Originally posted by @James DeRoest:

An eviction is always a big no no.

An eviction doesn't mean that they didn't pay rent, it means that they didn't leave when requested to.

Exactly right. It does not matter why an eviction was served or whether it went to completion. The fact is they were asked to leave, pay rent owed or what ever and ultimately the tenant forced the landlord to serve. Once a tenant forces a landlord to take action it is an indication of the type of person they are and if they do it once they will repeat if they deem it necessary.

Absolutely. It's one thing to deprive a landlord of his rent, it's a whole different ball game to deprive him of the asset itself. Tenants cross a line when there is a need for an eviction.

I'm curious to hear why you would even consider it. Are there no other applicants for your property? Is it a large apartment building with lots of vacancies which you need to fill quickly? Are they offering to pay you a higher rent than you requested? Are these friends of yours?

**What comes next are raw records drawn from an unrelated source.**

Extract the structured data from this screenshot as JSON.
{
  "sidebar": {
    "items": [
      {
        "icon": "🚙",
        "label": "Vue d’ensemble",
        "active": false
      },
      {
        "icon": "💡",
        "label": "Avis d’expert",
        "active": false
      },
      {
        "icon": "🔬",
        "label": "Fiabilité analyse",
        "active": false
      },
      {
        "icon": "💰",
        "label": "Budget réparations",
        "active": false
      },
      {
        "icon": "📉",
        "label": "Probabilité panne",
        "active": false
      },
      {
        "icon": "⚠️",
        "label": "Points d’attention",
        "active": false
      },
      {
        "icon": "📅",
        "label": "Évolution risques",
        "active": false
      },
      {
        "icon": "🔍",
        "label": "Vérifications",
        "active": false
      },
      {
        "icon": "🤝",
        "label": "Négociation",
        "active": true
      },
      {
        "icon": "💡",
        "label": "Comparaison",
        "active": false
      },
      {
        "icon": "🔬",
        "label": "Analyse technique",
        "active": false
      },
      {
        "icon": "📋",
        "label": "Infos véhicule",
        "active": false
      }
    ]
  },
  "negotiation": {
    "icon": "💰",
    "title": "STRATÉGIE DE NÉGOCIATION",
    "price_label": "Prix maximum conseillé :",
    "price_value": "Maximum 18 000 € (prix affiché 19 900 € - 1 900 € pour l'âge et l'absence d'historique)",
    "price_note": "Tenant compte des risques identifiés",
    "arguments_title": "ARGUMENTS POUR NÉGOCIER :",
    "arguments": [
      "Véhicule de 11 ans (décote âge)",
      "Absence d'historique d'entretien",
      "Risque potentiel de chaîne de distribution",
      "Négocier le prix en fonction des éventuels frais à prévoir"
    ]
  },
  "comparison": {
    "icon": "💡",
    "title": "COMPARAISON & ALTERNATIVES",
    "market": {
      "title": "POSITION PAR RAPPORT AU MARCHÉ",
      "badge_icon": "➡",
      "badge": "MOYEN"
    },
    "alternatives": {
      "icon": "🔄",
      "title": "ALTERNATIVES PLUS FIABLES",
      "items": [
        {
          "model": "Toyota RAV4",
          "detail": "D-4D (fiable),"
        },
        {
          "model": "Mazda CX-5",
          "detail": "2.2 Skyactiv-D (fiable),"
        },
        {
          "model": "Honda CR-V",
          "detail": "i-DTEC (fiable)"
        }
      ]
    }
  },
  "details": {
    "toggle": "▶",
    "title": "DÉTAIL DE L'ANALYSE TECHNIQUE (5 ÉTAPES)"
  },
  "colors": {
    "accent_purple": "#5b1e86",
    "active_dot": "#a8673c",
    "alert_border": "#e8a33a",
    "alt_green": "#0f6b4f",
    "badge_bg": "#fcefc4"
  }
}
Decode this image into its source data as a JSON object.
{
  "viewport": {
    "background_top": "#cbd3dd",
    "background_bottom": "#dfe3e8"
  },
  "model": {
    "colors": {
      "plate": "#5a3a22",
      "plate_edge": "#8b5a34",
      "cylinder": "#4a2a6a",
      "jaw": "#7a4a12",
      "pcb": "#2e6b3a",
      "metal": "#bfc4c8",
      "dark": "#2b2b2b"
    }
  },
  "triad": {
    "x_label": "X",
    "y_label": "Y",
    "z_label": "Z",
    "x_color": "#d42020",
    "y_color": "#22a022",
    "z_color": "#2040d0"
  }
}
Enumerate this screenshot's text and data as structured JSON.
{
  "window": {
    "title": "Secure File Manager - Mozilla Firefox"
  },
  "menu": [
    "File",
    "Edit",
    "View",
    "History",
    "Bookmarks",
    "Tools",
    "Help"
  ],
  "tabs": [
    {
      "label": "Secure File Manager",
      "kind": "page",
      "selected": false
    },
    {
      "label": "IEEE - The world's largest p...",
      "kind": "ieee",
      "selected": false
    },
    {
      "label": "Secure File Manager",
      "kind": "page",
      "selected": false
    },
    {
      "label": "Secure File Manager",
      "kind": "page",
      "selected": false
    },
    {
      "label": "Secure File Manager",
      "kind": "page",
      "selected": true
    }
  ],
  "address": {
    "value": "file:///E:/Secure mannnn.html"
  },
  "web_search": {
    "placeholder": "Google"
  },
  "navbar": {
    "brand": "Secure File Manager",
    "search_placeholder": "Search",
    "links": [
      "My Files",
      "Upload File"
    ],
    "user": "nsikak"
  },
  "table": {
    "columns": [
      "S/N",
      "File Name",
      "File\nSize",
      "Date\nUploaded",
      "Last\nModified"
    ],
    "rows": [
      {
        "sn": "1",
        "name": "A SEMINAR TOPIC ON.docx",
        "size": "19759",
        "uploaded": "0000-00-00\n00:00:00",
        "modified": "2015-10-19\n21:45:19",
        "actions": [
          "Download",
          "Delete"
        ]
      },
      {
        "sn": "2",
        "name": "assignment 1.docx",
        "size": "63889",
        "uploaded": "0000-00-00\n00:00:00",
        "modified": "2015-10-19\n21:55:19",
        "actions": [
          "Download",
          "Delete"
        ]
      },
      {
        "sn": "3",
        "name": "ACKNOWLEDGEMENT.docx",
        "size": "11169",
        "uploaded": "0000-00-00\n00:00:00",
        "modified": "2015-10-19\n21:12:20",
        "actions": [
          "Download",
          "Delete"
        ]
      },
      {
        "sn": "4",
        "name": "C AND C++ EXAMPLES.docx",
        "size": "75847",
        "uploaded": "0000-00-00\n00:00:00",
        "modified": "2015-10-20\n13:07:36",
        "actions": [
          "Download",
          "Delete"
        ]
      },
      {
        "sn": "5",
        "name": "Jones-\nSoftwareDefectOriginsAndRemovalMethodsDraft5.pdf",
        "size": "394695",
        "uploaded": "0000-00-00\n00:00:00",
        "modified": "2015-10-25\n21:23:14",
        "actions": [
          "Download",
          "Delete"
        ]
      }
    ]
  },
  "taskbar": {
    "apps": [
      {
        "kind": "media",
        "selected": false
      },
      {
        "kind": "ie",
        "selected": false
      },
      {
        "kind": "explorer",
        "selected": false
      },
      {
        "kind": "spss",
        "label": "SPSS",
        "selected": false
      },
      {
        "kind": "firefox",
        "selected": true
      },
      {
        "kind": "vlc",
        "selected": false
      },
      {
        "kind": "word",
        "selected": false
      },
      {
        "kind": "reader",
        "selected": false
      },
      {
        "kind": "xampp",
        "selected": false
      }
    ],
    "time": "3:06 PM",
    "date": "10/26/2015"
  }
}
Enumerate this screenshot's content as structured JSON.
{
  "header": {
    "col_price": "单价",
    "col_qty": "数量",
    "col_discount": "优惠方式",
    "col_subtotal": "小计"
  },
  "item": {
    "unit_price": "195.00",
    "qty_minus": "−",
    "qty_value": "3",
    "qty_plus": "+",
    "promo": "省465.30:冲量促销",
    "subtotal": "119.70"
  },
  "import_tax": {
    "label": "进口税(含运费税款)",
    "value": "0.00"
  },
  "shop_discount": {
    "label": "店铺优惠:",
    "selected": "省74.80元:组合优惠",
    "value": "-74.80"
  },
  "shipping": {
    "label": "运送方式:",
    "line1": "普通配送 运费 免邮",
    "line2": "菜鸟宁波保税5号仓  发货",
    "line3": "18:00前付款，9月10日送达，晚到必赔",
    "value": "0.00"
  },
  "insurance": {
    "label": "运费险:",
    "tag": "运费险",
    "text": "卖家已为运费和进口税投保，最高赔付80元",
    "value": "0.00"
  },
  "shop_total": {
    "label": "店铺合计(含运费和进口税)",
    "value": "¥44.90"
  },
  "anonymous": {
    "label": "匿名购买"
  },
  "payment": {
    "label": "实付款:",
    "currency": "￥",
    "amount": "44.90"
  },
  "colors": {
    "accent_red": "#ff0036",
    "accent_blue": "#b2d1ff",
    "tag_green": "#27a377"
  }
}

An eviction is a huge red flag, but I think keeping an open mind to hear the whole story is good.  it is hard to believe some folks without corroborating evidence.  Folks can tell you a lot of convincing lies.  I do not have the luxury of  a large list of high quality tenants.

Originally posted by @Jerry W. :

An eviction is a huge red flag, but I think keeping an open mind to hear the whole story is good.  it is hard to believe some folks without corroborating evidence.  Folks can tell you a lot of convincing lies.  I do not have the luxury of  a large list of high quality tenants.

 Nope, we never keep an open mind about why someone was evicted. We will not be told the truth, the only thing that is verifiable is that the tenant was forced to leave.

Whilst you may not have a large list of high quality tenants, you shouldn't ever be in the position where you need to consider a bad tenant. Personally speaking, I'd rather leave a property empty (and sometimes we do) than get a bad tenant. At least I know an empty unit isn't going to get trashed by a bad tenant.

I agree that it is better to keep a unit open open rather than put a bad tenant into it, but not everyone who gets evicted was a bad tenant or will be a bad tenant.  I have rented to at least one or two folks who I actually prosecuted and put in jail.  My goal is to be fair, but an eviction is a big red flag, it is not always a deal breaker.  I can however understand your reasons and rules.  I probably should be stricter in my screening, but it usually works for me.

Once you take someone with an eviction , you have to drop that from your list of tenant qualifications .  So if they wish to get out of the lease early you have to take the next person that qualifies , with an eviction . Or you are discriminating 

Providing you directly verified the tenants' wages with their employer's I'd say you should be very optimistic about these people. They sound like very good tenants who will stay forever provided you repair the place quickly should it be hit by a hurricane.

@Matthew Paul I disagree. The OP did a thorough review into the circumstances of this potential tenant and determined that based on the mitigating circumstances of his eviction combined with their income exceeding his expectations with 20% makes them a good credit risk. This is perfectly balanced reasoning and he can reject a different tenant whose picture is similar in that it has an eviction but other components aren't there to overcome it.

The key to avoiding discrimination problems is to always evaluate the person as an individual. Anytime you have hard and fast rules you wind up having them disproportionately affect one "type" of person. It's natural because you have one "type" of rule. Well, that's discrimination.

Never ever rent or lease to anyone that has had a court eviction. If you follow this rule in the long run you will be more successful. I have felt many times that it seems like you will never find that right tenant but believe me they will come. Its much better to turn down 10 good prospects than accept one bad one. Taking pride in your properties like I do is being picky about who you let someone use your properties.